After seven seasons of critical acclaim but endless ratings struggle, the Baltimore-based television drama "Homicide: Life on the Street" is dead.
NBC confirmed the cancellation late yesterday with a statement saying: " `Homicide: Life on the Street' has been a favorite among critics and millions of viewers for the past seven years. While it won't be returning next season ... we tip our hats and express our gratitude to Barry Levinson, Tom Fontana and the rest of the extremely talented cast and crew who have brought top-notch, award-winning drama to NBC."
The statement was signed by Garth Ancier, who became NBC's president of entertainment Monday.
The loss will be especially felt in Baltimore, where the series is estimated to have injected $18 million to $21 million into the local economy each of the past several years.
"We expected to be canceled after nine episodes, after 13 episodes, after 33 episodes," said David Simon, producer for the series and author of the nonfiction book "Homicide: A Year on the Killing Streets," on which the Peabody Award-winning police drama was based.
"Ultimately, we ran for 122 episodes, which is longer than the vast majority of network series. It was a blast and I'm proud to be associated with it," he said.
Baltimore's Emmy- and Oscar- winning director Barry Levinson optioned former Sun reporter Simon's book for $10,000 in 1991 and brought it to television in 1993.
"In the end, everything is only about numbers," said Levinson, referring to ratings and profit margins.
"But it's not often that you have a show that, ultimately, really makes its mark in television history, and I think we did that," he added. "We affected storytelling and camera style, and also pointed a camera at another place rather than the traditional New York-Los Angeles world."
In addition to the innovative camera style and storytelling, what made "Homicide" special and what it will surely be most remembered for are its enlightened and matter-of-fact depiction of a multiracial workplace and its unbending moral vision in an era of spin-doctoring, relativism and Washington lies that rose to the level of impeachment.

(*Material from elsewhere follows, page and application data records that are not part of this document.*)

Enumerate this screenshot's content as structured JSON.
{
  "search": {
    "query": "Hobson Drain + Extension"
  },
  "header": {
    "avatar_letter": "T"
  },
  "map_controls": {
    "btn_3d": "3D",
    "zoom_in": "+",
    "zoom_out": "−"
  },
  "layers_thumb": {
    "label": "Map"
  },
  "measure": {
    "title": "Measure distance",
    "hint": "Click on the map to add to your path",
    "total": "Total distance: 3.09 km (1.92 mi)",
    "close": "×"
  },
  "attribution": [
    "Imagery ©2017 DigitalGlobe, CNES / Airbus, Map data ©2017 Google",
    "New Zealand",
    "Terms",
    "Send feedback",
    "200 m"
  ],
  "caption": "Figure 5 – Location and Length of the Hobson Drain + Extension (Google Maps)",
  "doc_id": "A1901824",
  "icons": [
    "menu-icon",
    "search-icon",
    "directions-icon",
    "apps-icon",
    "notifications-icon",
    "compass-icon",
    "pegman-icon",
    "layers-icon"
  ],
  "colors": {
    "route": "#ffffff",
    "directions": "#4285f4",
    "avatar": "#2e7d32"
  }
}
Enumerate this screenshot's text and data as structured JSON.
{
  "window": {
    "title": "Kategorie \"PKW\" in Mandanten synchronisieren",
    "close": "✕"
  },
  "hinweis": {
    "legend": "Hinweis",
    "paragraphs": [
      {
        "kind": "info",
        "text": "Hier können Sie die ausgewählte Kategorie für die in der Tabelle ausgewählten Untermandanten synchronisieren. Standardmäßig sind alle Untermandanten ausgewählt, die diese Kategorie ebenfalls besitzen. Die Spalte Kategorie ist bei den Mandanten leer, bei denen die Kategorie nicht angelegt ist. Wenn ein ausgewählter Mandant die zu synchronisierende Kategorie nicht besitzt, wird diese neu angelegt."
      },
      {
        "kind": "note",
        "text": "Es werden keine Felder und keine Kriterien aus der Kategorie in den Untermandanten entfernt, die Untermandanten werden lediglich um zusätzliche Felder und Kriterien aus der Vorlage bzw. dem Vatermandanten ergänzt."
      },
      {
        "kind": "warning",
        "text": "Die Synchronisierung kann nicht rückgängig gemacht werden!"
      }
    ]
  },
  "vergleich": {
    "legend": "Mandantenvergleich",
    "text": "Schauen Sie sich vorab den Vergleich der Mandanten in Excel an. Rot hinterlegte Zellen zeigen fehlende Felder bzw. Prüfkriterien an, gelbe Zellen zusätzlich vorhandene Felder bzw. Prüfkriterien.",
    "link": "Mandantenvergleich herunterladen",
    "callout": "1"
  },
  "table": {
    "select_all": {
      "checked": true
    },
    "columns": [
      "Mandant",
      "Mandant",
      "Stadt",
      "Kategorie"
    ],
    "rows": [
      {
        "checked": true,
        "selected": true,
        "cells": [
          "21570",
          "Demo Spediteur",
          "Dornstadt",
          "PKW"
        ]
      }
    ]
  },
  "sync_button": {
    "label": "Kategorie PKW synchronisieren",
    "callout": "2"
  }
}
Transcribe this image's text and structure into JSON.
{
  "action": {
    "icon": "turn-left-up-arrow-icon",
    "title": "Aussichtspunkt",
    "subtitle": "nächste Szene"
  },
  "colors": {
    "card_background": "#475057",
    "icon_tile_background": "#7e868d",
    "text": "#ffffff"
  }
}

" `Homicide' was one of the great breakthrough dramas in television history," said Robert J. Thompson, director of the Center for the Study of Popular Television at Syracuse University and author of "Television's Second Golden Age," an examination of prime-time drama in the 1980s and '90s.

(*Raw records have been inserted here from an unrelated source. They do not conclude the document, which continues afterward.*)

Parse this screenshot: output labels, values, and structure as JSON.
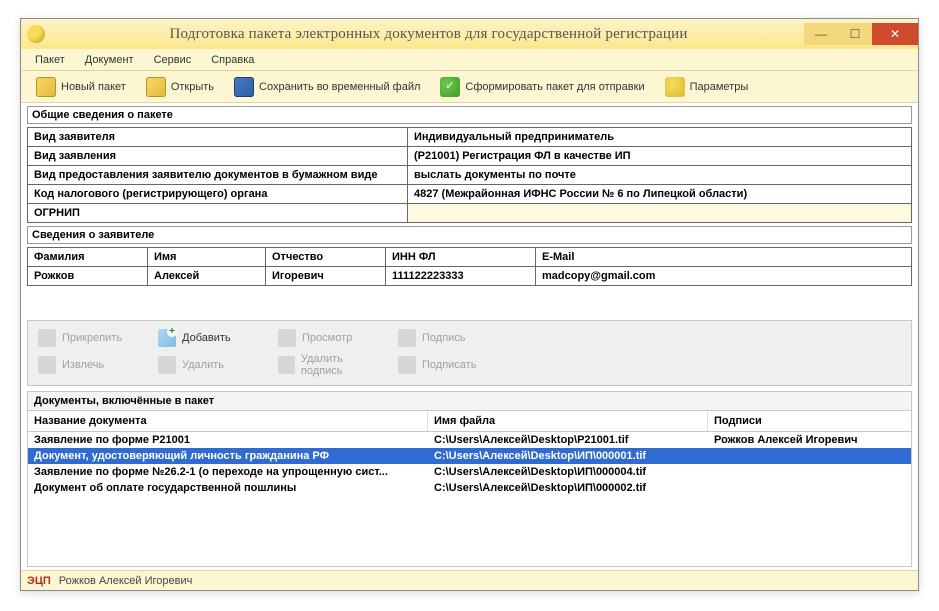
{
  "window": {
    "title": "Подготовка пакета электронных документов для государственной регистрации"
  },
  "menu": {
    "items": [
      "Пакет",
      "Документ",
      "Сервис",
      "Справка"
    ]
  },
  "toolbar": {
    "new": "Новый пакет",
    "open": "Открыть",
    "save": "Сохранить во временный файл",
    "build": "Сформировать пакет для отправки",
    "params": "Параметры"
  },
  "package": {
    "title": "Общие сведения о пакете",
    "rows": [
      {
        "label": "Вид заявителя",
        "value": "Индивидуальный предприниматель"
      },
      {
        "label": "Вид заявления",
        "value": "(Р21001) Регистрация ФЛ в качестве ИП"
      },
      {
        "label": "Вид предоставления заявителю документов в бумажном виде",
        "value": "выслать документы по почте"
      },
      {
        "label": "Код налогового (регистрирующего) органа",
        "value": "4827 (Межрайонная ИФНС России № 6 по Липецкой области)"
      },
      {
        "label": "ОГРНИП",
        "value": ""
      }
    ]
  },
  "applicant": {
    "title": "Сведения о заявителе",
    "headers": {
      "fam": "Фамилия",
      "name": "Имя",
      "patr": "Отчество",
      "inn": "ИНН ФЛ",
      "email": "E-Mail"
    },
    "row": {
      "fam": "Рожков",
      "name": "Алексей",
      "patr": "Игоревич",
      "inn": "111122223333",
      "email": "madcopy@gmail.com"
    }
  },
  "doctools": {
    "attach": "Прикрепить",
    "add": "Добавить",
    "view": "Просмотр",
    "sign": "Подпись",
    "extract": "Извлечь",
    "remove": "Удалить",
    "rmsign": "Удалить подпись",
    "dosign": "Подписать"
  },
  "docs": {
    "title": "Документы, включённые в пакет",
    "headers": {
      "name": "Название документа",
      "file": "Имя файла",
      "sign": "Подписи"
    },
    "rows": [
      {
        "name": "Заявление по форме Р21001",
        "file": "C:\\Users\\Алексей\\Desktop\\P21001.tif",
        "sign": "Рожков Алексей Игоревич",
        "sel": false
      },
      {
        "name": "Документ, удостоверяющий личность гражданина РФ",
        "file": "C:\\Users\\Алексей\\Desktop\\ИП\\000001.tif",
        "sign": "",
        "sel": true
      },
      {
        "name": "Заявление по форме №26.2-1 (о переходе на упрощенную сист...",
        "file": "C:\\Users\\Алексей\\Desktop\\ИП\\000004.tif",
        "sign": "",
        "sel": false
      },
      {
        "name": "Документ об оплате государственной пошлины",
        "file": "C:\\Users\\Алексей\\Desktop\\ИП\\000002.tif",
        "sign": "",
        "sel": false
      }
    ]
  },
  "status": {
    "ecp": "ЭЦП",
    "name": "Рожков Алексей Игоревич"
  }
}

"It logged many hours and years of really fine American dramatic storytelling. It was a masterpiece of a show, and it's sad to see such a great program end," he added.

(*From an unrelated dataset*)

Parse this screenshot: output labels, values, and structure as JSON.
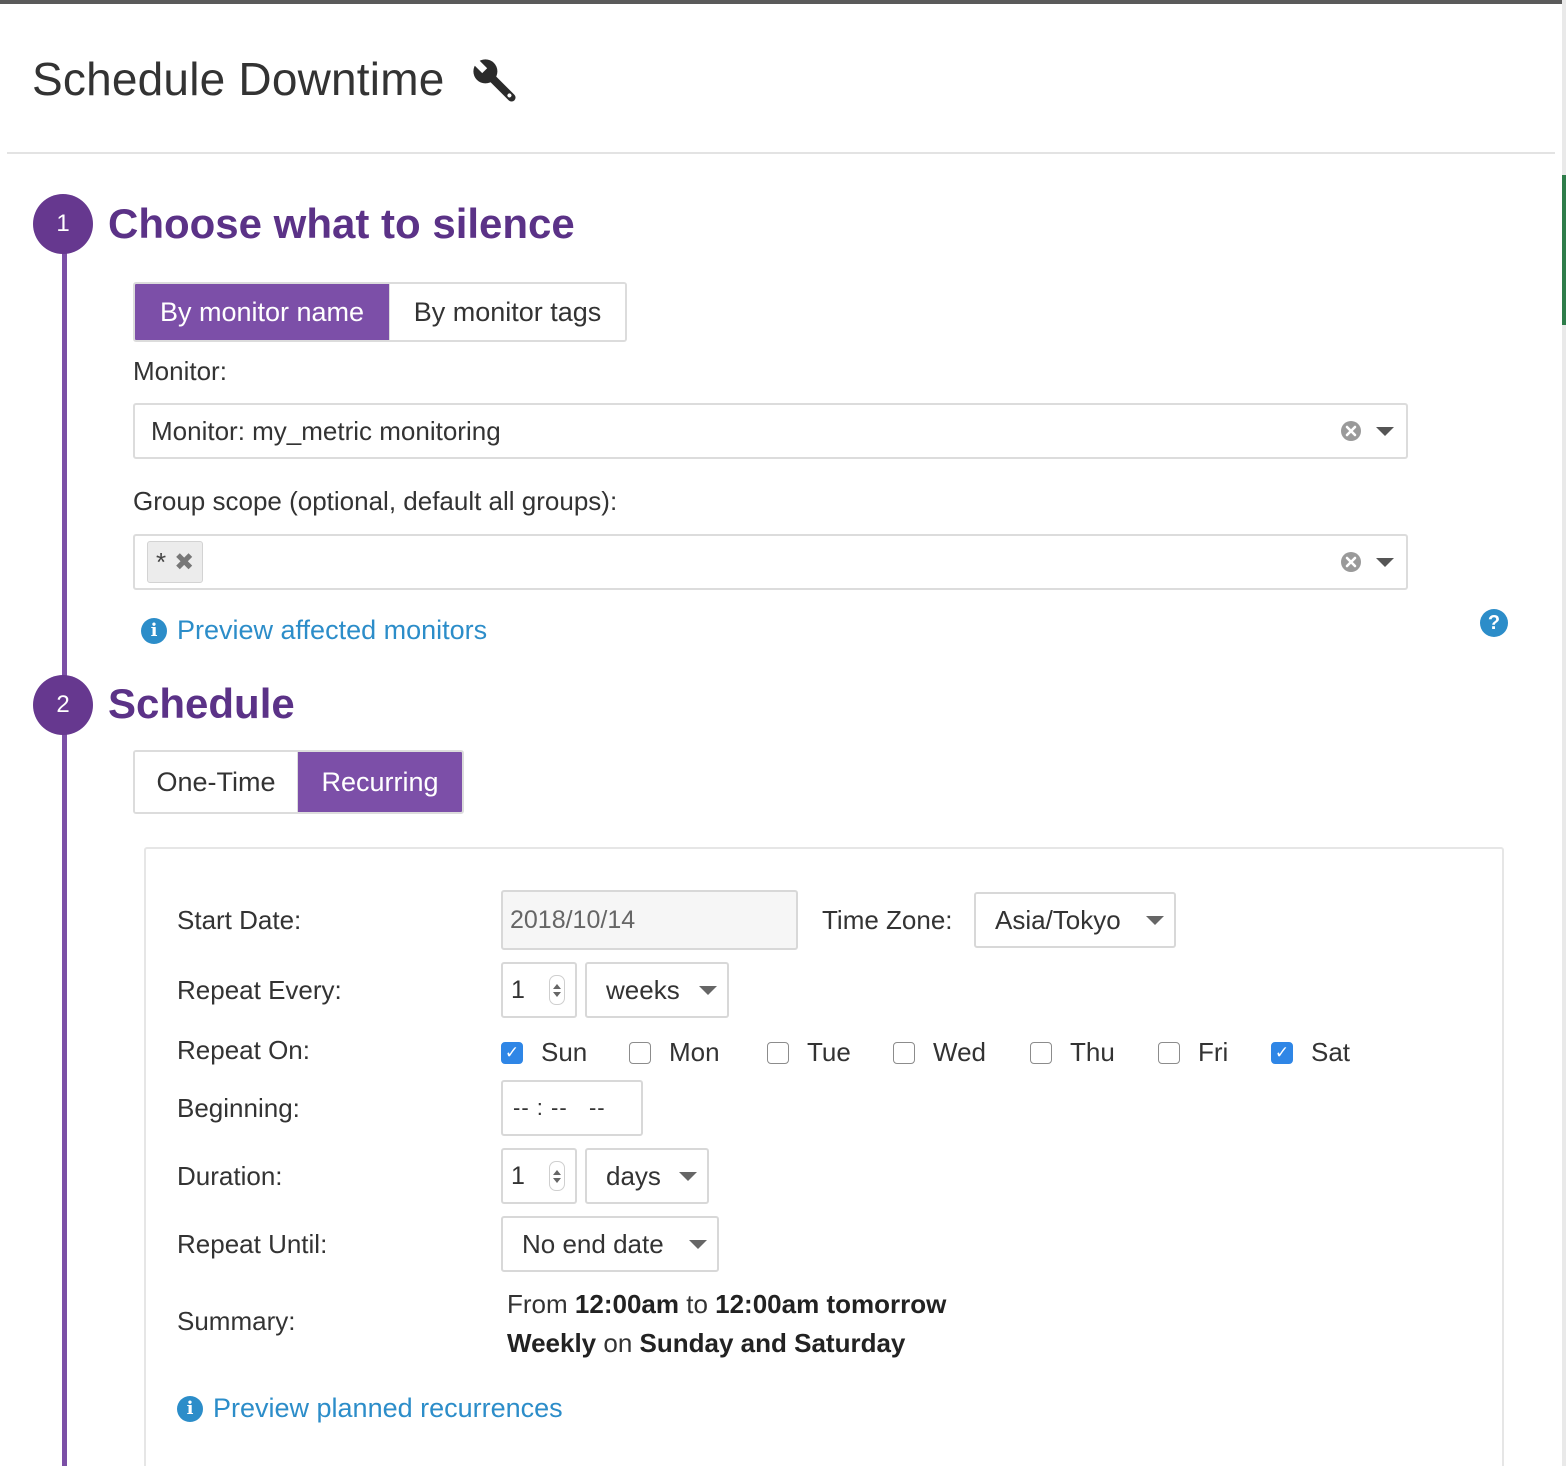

"The hardest thing about going off the air is that there are so many great people in Baltimore who it will affect. I feel like the manager of a Chevy plant today who has just been told by headquarters they're going to close the plant," said Tom Fontana, the show's Emmy-winning writer and co-executive producer.
"But I want to stress to the people of Baltimore that Barry and I are committed to finding another series and returning to Baltimore to make it," Fontana said.
In his statement, NBC's Ancier said: "We have great confidence in the production team [Fontana and Levinson] and are working toward a pilot commitment" for the 2000-2001 season.
In a development yesterday that might help soften the blow to the local film industry, Simon confirmed that he is conducting negotiations with HBO to film a six-hour limited series based on his second book, "The Corner," that he hopes will be made in Baltimore.
Yesterday's cancellation was not unexpected. The possibility had been discussed in The Sun since December, as the series struggled to find itself dramatically and slipped in the ratings with the departure of Andre Braugher, who played emotion-charged Detective Frank Pembleton.
But the possibility of cancellation has stalked "Homicide" virtually since the night it debuted -- at 10: 25 p.m. Jan. 31, 1993 -- in the coveted spot following the Super Bowl.
The episode, "Gone for Goode," which earned director Levinson an Emmy, was seen by 18.8 million viewers, which would be the most ever to see a single episode. But NBC executives considered it a sub-par performance.
Nor was the series as widely celebrated by critics as it is today. Levinson and Fontana employed cutting-edge technical devices, in part to keep production costs down, but also to create a gritty and arresting new look. These involved shooting on Super-16 mm instead of the more traditional 35 mm film, the use of hand-held cameras moving freely among the actors, and, most of all, the use of jump cuts in which a scene is repeated several times in fast succession.
Levinson had French film director Jean-Luc Godard's "Breathless" in mind, especially with the jump cuts. But some critics complained that they found the style "jarring" or that the camera movement made them "seasick."
"I imagine anyone who has been drinking a lot at a Super Bowl party might have trouble following the show," Levinson said.